Austin Chronicle by

Paradoxical as it might seem, this planet suffering from human activity requires even more human activity if there’s any hope of saving it. National Geographic documentary Sea of Shadows is hell-bent on reminding us of that fact.


Paste Magazine by Amy Glynn

Ladkani’s camerawork is agile and sleek, and the editing is super-sound, so even with a complicated web of crime, corruption, socioeconomic tension, multiple languages, blurred-out faces and folks who operate in the dark, it’s easy to follow.


Slant Magazine by Chris Barsanti

Richard Ladkani’s Sea of Shadows, which bristles with drama and a panicky sense of righteous anger, uses the potential extinction of one little-known species of whale to symbolize a far larger and potentially globe-spanning problem.

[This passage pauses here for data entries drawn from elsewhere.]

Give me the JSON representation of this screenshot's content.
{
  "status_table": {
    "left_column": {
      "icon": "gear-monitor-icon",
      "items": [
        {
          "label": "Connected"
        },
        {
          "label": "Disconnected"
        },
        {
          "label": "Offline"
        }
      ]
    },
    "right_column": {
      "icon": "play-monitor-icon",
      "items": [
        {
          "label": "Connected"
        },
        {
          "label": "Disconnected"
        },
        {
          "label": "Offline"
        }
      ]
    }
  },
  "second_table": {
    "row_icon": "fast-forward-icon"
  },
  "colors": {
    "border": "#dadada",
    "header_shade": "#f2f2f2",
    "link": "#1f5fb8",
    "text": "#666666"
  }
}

Variety by Guy Lodge

Told with straightforward investigative nous and a judicious teardrop of anguished sentimentality, the film makes a virtue of its many clashing participants: journalists, scientists, activists, navy officials and fishermen, each with a slightly different stance on the matter.


The Guardian by Peter Bradshaw

It is heartfelt, but its periodic attempts at thriller-style bouts of excitement are redundant, and I wondered sometimes if the film-makers were sure what exactly their story was.